In creating a degree program that encompasses woodworking and engineering, “I ended up with two fields of expertise, and there really was not a way for me to bridge the two until I came into IDS,” Tan said. He noted that IDS director Zach Hilpert, Ph.D., “helped me form a bridge where I can still utilize a good amount of my technical knowledge, yet I can still incorporate and include what society still needs, like labor workers.”

That ability to combine his innate interests with his new scholarly pursuits of engineering was what he had been searching for, Tan said. His senior capstone project focuses on how automation and design can enhance home life for people with disabilities, and he hopes one day to apply his insight and skills to improve senior living communities and hospice facilities.

“There is just not enough research and work out there around home accessibility,” Tan said. “There is definitely a need for development within the sector. I would like to get contractors to agree that accessibility is a necessary thing, because not everyone stays young forever.”

Reflecting on his VCU journey, Tan said he is grateful for a chance encounter he had with Hilpert.

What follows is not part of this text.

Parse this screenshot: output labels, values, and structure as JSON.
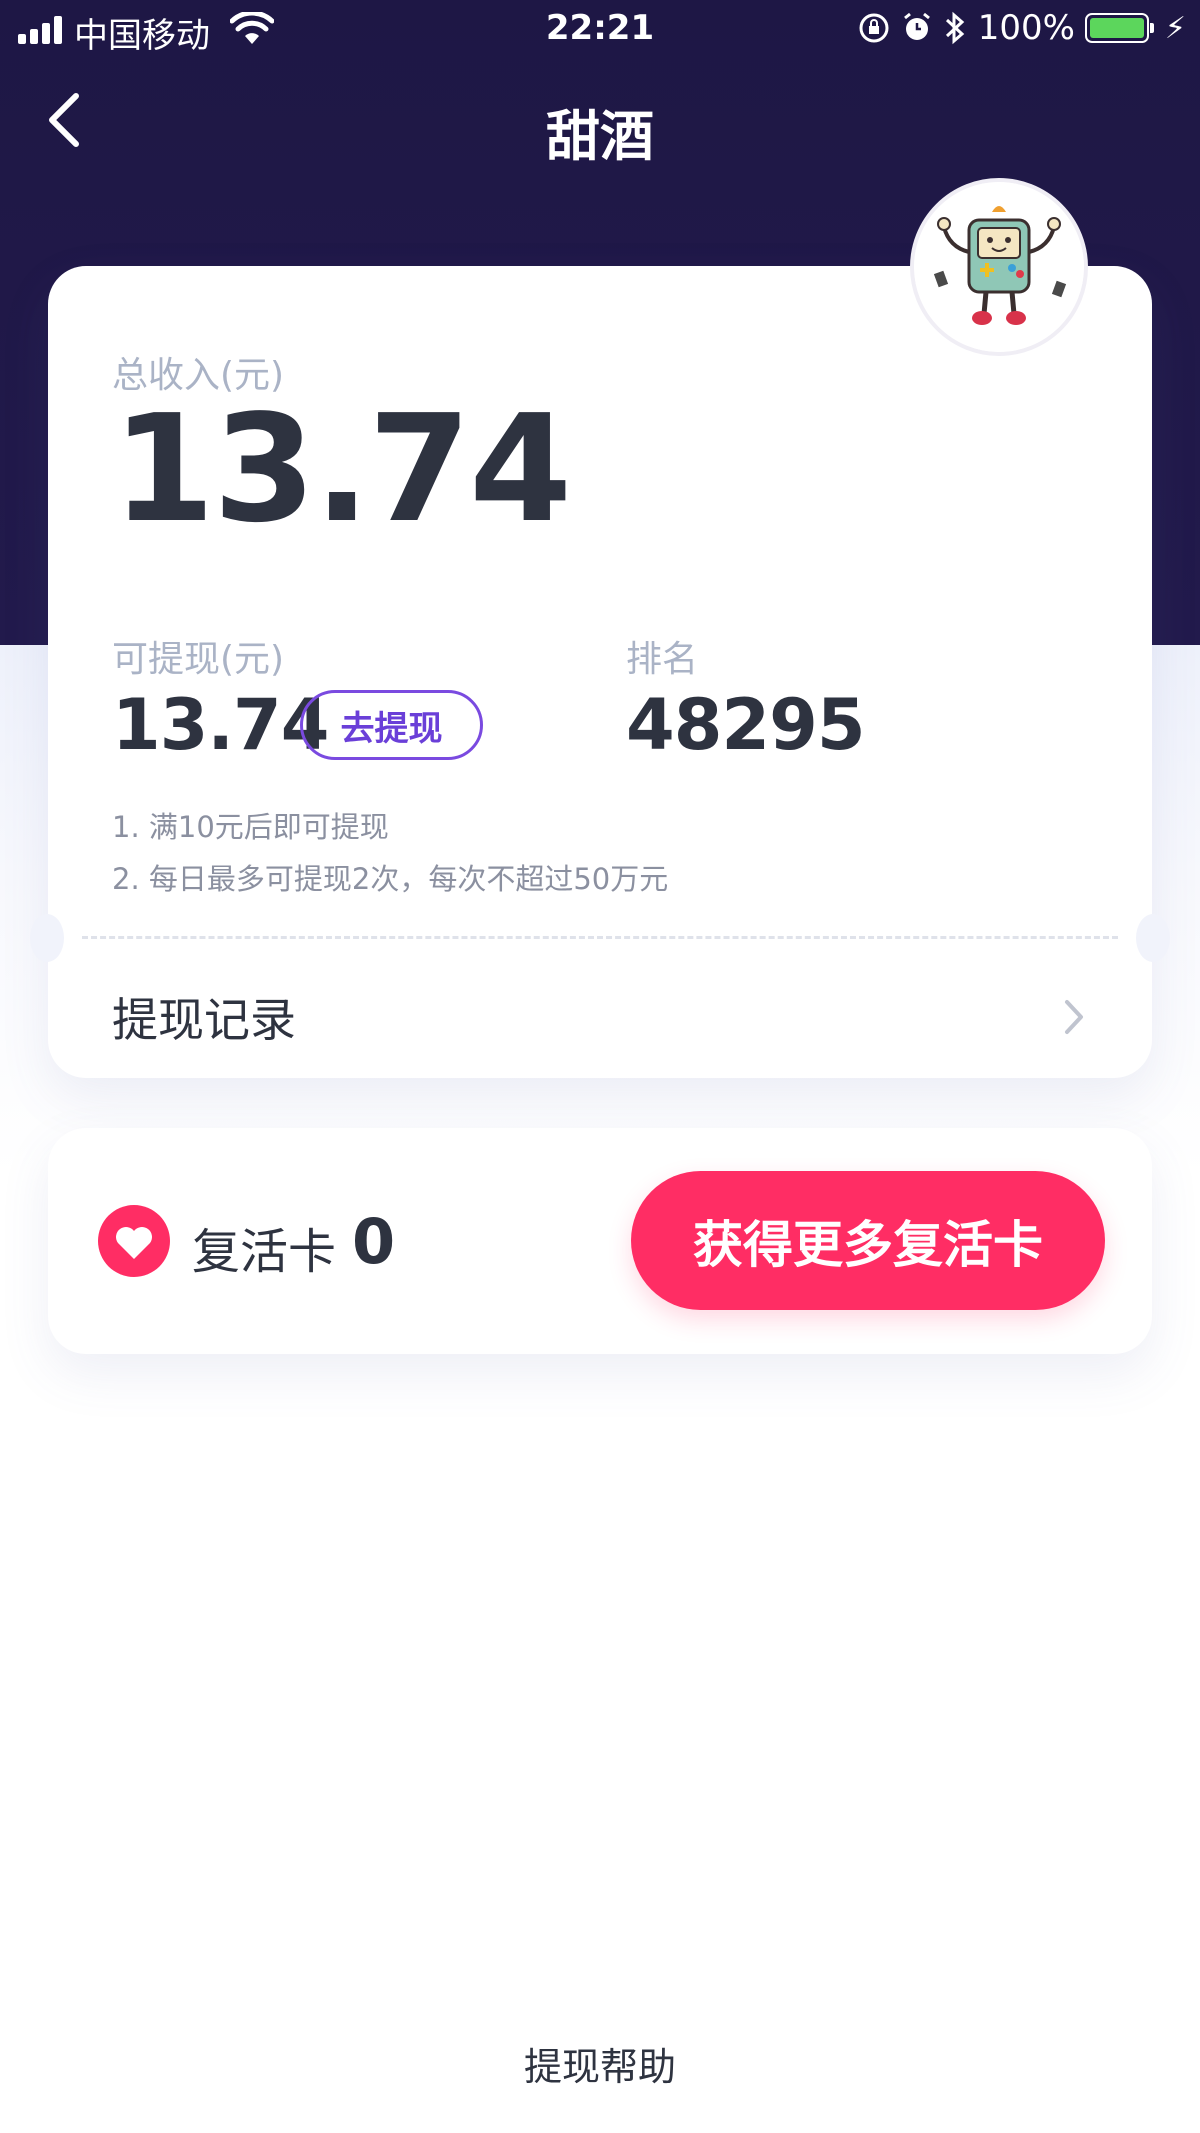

Though they had corresponded by email previously, the two met by coincidence at an ice cream shop in Richmond and discussed Tan joining the IDS program.

“Talking to him about what I wanted to do, and him giving me the assurance to come over,” Tan said, “really sealed the deal for how I ended up where I did” – which is with a degree that is uniquely his.